:: TASK TO COMPLETE ::
The whole listing is to be restated, character for character.

:: DATA FOR THIS TASK ::

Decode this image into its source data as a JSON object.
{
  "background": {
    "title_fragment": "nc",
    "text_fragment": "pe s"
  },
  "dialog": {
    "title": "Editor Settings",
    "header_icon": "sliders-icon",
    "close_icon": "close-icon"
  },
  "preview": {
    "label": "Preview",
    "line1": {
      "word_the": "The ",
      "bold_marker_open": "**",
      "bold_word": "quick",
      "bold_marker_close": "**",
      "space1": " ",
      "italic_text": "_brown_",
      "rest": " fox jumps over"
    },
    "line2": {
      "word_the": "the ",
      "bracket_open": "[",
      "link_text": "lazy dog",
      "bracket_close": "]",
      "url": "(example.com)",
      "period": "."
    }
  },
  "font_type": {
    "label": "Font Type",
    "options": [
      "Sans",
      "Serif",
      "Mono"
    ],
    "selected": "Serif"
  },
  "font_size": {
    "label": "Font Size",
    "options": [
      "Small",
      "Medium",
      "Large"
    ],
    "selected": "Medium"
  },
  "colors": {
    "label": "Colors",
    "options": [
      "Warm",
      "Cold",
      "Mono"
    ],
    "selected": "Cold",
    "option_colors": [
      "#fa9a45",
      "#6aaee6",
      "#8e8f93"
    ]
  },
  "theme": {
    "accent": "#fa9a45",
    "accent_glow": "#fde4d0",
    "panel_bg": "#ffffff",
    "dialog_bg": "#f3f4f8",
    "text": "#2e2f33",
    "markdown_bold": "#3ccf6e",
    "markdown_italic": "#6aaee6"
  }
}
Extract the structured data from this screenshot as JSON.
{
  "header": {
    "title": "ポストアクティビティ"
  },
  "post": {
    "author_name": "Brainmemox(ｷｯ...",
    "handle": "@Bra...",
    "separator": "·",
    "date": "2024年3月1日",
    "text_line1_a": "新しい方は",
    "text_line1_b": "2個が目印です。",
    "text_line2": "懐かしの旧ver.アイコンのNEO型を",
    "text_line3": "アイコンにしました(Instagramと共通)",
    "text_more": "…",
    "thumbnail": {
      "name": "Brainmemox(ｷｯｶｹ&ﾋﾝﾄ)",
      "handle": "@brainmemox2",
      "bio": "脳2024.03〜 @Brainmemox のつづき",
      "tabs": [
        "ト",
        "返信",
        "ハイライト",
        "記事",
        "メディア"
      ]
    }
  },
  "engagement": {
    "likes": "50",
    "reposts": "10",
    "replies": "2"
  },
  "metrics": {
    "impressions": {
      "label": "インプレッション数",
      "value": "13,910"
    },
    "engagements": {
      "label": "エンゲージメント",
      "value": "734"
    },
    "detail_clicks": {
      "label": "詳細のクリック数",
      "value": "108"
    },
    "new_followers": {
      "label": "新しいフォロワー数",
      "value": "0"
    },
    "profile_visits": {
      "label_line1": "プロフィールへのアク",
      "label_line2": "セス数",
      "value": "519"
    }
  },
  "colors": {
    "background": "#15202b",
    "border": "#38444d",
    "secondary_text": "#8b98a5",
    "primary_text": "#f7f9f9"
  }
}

:: ANSWER SPACE ::
Decode this image into its source data as a JSON object.
{
  "background": {
    "title_fragment": "nc",
    "text_fragment": "pe s"
  },
  "dialog": {
    "title": "Editor Settings",
    "header_icon": "sliders-icon",
    "close_icon": "close-icon"
  },
  "preview": {
    "label": "Preview",
    "line1": {
      "word_the": "The ",
      "bold_marker_open": "**",
      "bold_word": "quick",
      "bold_marker_close": "**",
      "space1": " ",
      "italic_text": "_brown_",
      "rest": " fox jumps over"
    },
    "line2": {
      "word_the": "the ",
      "bracket_open": "[",
      "link_text": "lazy dog",
      "bracket_close": "]",
      "url": "(example.com)",
      "period": "."
    }
  },
  "font_type": {
    "label": "Font Type",
    "options": [
      "Sans",
      "Serif",
      "Mono"
    ],
    "selected": "Serif"
  },
  "font_size": {
    "label": "Font Size",
    "options": [
      "Small",
      "Medium",
      "Large"
    ],
    "selected": "Medium"
  },
  "colors": {
    "label": "Colors",
    "options": [
      "Warm",
      "Cold",
      "Mono"
    ],
    "selected": "Cold",
    "option_colors": [
      "#fa9a45",
      "#6aaee6",
      "#8e8f93"
    ]
  },
  "theme": {
    "accent": "#fa9a45",
    "accent_glow": "#fde4d0",
    "panel_bg": "#ffffff",
    "dialog_bg": "#f3f4f8",
    "text": "#2e2f33",
    "markdown_bold": "#3ccf6e",
    "markdown_italic": "#6aaee6"
  }
}
Extract the structured data from this screenshot as JSON.
{
  "header": {
    "title": "ポストアクティビティ"
  },
  "post": {
    "author_name": "Brainmemox(ｷｯ...",
    "handle": "@Bra...",
    "separator": "·",
    "date": "2024年3月1日",
    "text_line1_a": "新しい方は",
    "text_line1_b": "2個が目印です。",
    "text_line2": "懐かしの旧ver.アイコンのNEO型を",
    "text_line3": "アイコンにしました(Instagramと共通)",
    "text_more": "…",
    "thumbnail": {
      "name": "Brainmemox(ｷｯｶｹ&ﾋﾝﾄ)",
      "handle": "@brainmemox2",
      "bio": "脳2024.03〜 @Brainmemox のつづき",
      "tabs": [
        "ト",
        "返信",
        "ハイライト",
        "記事",
        "メディア"
      ]
    }
  },
  "engagement": {
    "likes": "50",
    "reposts": "10",
    "replies": "2"
  },
  "metrics": {
    "impressions": {
      "label": "インプレッション数",
      "value": "13,910"
    },
    "engagements": {
      "label": "エンゲージメント",
      "value": "734"
    },
    "detail_clicks": {
      "label": "詳細のクリック数",
      "value": "108"
    },
    "new_followers": {
      "label": "新しいフォロワー数",
      "value": "0"
    },
    "profile_visits": {
      "label_line1": "プロフィールへのアク",
      "label_line2": "セス数",
      "value": "519"
    }
  },
  "colors": {
    "background": "#15202b",
    "border": "#38444d",
    "secondary_text": "#8b98a5",
    "primary_text": "#f7f9f9"
  }
}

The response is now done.